Retype each line of the material below word for word; pictures stay out.

═══

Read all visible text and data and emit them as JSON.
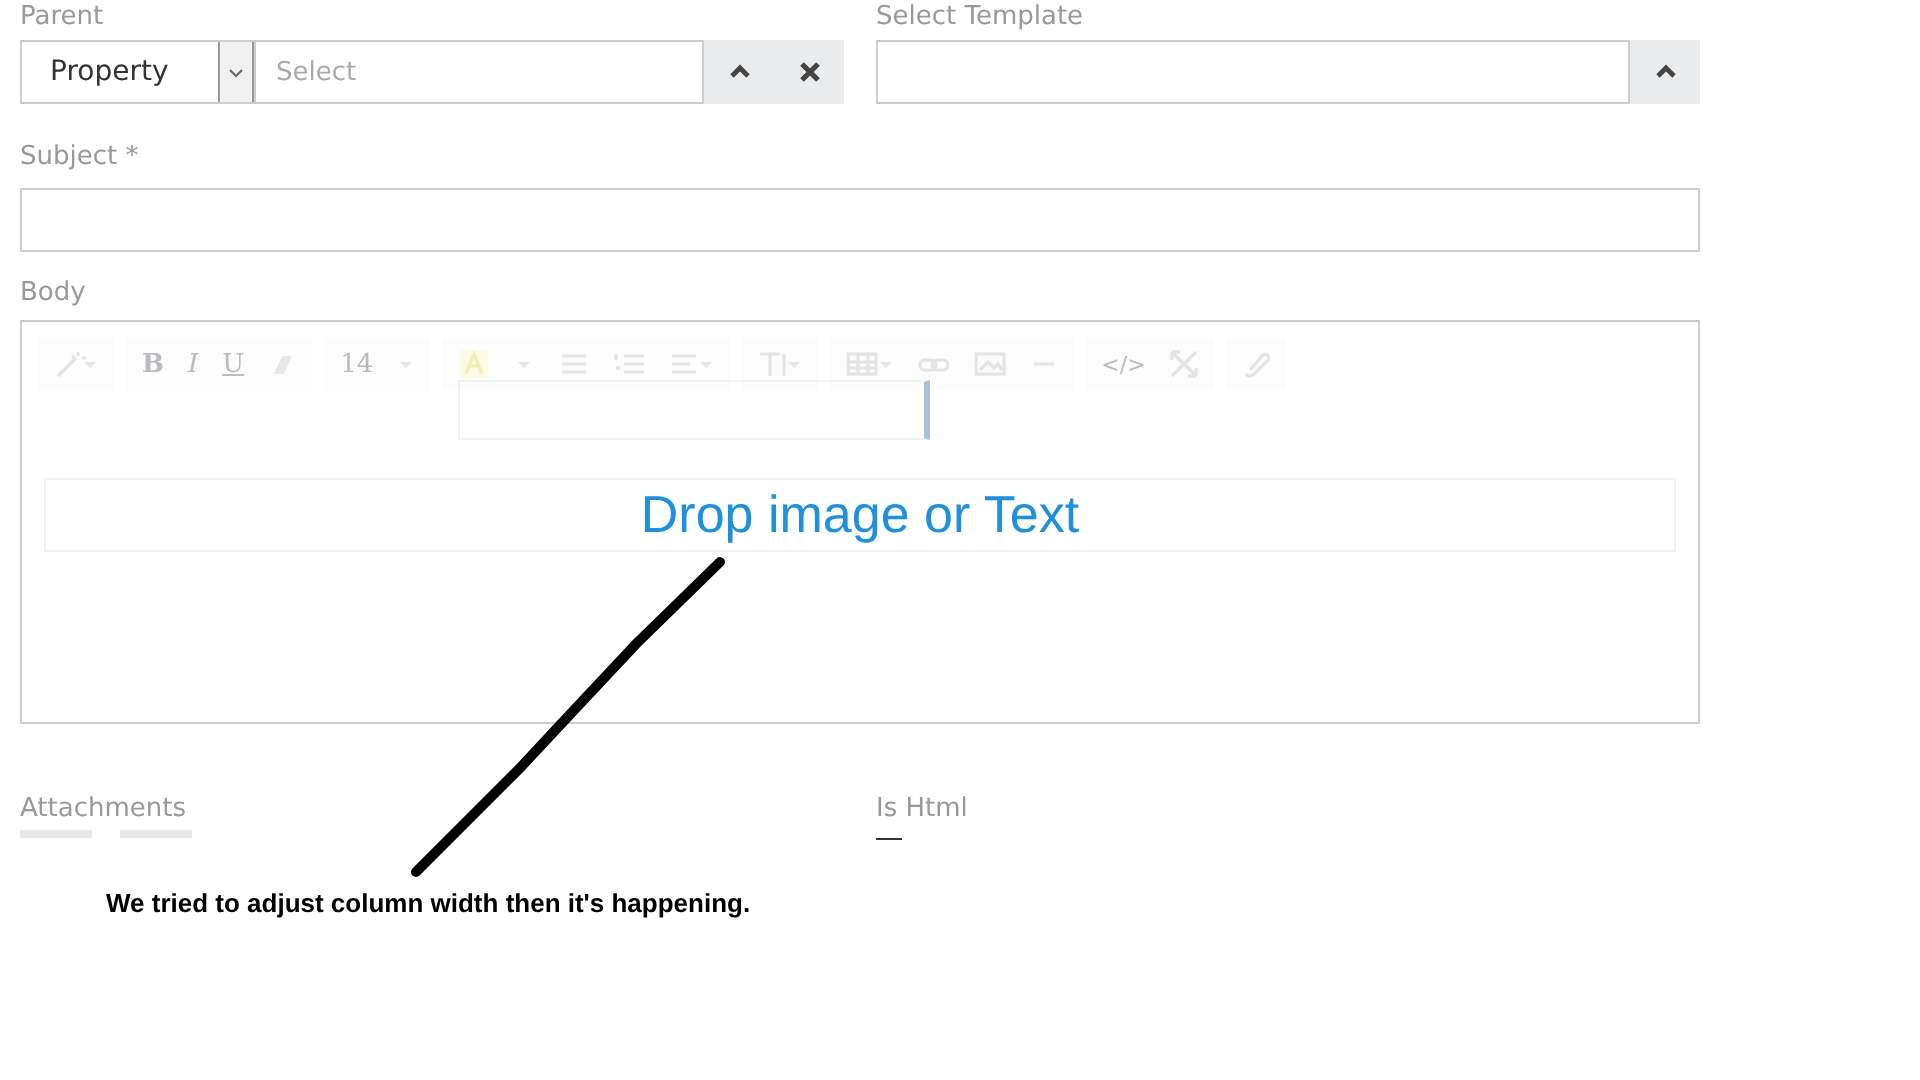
{
  "parent": {
    "label": "Parent",
    "type_select": {
      "value": "Property"
    },
    "search": {
      "placeholder": "Select"
    }
  },
  "template": {
    "label": "Select Template"
  },
  "subject": {
    "label": "Subject *"
  },
  "body": {
    "label": "Body",
    "toolbar_labels": [
      "B",
      "I",
      "U",
      "14",
      "</>"
    ],
    "drop_zone": "Drop image or Text"
  },
  "attachments": {
    "label": "Attachments"
  },
  "is_html": {
    "label": "Is Html"
  },
  "annotation": "We tried to adjust column width then it's happening."
}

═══

● **Exercise output**
Read all visible text and data and emit them as JSON.
{
  "parent": {
    "label": "Parent",
    "type_select": {
      "value": "Property"
    },
    "search": {
      "placeholder": "Select"
    }
  },
  "template": {
    "label": "Select Template"
  },
  "subject": {
    "label": "Subject *"
  },
  "body": {
    "label": "Body",
    "toolbar_labels": [
      "B",
      "I",
      "U",
      "14",
      "</>"
    ],
    "drop_zone": "Drop image or Text"
  },
  "attachments": {
    "label": "Attachments"
  },
  "is_html": {
    "label": "Is Html"
  },
  "annotation": "We tried to adjust column width then it's happening."
}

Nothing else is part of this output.